##### Data supplied #####

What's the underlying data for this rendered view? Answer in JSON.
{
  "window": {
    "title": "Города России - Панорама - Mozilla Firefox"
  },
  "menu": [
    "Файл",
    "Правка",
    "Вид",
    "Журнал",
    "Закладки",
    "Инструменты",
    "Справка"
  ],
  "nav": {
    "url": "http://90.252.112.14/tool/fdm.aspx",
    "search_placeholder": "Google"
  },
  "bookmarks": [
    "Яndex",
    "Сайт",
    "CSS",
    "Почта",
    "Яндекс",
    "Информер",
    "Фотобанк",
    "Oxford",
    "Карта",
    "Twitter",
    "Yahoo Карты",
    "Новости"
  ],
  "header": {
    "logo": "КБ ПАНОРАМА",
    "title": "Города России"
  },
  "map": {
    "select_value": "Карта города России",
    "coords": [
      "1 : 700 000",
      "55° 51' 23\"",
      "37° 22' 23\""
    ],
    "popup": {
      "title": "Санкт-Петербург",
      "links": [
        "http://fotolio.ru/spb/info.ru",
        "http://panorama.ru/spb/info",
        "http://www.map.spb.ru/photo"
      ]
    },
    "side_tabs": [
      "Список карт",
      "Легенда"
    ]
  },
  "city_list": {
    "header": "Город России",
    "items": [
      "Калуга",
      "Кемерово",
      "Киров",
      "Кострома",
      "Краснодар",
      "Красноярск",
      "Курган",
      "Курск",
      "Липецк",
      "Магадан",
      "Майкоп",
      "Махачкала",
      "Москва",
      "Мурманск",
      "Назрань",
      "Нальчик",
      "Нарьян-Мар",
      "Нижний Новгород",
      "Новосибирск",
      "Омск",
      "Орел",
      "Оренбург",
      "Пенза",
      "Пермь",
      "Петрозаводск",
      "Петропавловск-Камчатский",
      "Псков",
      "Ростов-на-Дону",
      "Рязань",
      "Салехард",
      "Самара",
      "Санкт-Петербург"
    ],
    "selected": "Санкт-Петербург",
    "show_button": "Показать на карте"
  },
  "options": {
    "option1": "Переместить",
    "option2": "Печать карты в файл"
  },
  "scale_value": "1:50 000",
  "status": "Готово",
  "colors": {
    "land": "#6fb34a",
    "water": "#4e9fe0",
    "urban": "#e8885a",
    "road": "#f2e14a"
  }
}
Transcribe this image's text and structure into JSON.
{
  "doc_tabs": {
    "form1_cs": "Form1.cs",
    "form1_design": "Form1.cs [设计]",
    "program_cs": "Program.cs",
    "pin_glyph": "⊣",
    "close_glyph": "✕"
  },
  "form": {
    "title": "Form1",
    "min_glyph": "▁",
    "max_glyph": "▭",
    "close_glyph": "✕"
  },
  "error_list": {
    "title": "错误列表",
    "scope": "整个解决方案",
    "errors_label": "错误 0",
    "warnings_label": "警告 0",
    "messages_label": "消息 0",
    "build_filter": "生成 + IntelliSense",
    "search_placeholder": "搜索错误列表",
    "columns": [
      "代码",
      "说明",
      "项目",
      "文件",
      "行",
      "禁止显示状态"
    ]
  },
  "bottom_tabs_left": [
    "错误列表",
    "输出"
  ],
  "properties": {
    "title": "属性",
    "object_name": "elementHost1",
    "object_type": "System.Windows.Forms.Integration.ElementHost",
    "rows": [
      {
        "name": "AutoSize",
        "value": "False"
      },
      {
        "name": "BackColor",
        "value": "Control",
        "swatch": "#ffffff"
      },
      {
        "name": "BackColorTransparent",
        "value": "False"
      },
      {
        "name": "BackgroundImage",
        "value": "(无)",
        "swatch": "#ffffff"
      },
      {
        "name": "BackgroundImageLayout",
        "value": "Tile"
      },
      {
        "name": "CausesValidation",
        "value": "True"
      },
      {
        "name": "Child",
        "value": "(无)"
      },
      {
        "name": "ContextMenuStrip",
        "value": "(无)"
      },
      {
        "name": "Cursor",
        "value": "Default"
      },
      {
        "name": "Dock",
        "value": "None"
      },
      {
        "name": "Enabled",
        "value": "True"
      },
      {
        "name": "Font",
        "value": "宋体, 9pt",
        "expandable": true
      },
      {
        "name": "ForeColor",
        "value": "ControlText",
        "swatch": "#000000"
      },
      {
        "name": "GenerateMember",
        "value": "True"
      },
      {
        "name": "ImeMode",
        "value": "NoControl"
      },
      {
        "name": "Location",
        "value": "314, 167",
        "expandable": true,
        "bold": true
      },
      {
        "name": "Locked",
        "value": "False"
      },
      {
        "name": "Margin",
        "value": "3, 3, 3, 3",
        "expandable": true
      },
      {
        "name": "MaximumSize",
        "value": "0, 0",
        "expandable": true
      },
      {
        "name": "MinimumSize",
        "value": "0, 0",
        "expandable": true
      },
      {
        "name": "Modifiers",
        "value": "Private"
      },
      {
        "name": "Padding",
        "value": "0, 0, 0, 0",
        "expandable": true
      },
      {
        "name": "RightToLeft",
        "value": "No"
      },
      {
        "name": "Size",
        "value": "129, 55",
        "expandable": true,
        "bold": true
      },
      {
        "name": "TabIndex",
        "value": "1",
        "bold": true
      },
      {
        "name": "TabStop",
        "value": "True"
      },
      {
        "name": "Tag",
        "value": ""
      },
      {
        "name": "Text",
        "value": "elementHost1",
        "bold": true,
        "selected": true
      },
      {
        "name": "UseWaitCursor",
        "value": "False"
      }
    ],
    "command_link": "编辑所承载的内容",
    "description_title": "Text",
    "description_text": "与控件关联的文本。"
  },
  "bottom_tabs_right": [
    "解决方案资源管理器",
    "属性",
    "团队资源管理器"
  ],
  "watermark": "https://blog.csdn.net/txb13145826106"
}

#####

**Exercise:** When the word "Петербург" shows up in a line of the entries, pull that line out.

**Answer to this problem:**
      "title": "Санкт-Петербург",
      "Санкт-Петербург"
    "selected": "Санкт-Петербург",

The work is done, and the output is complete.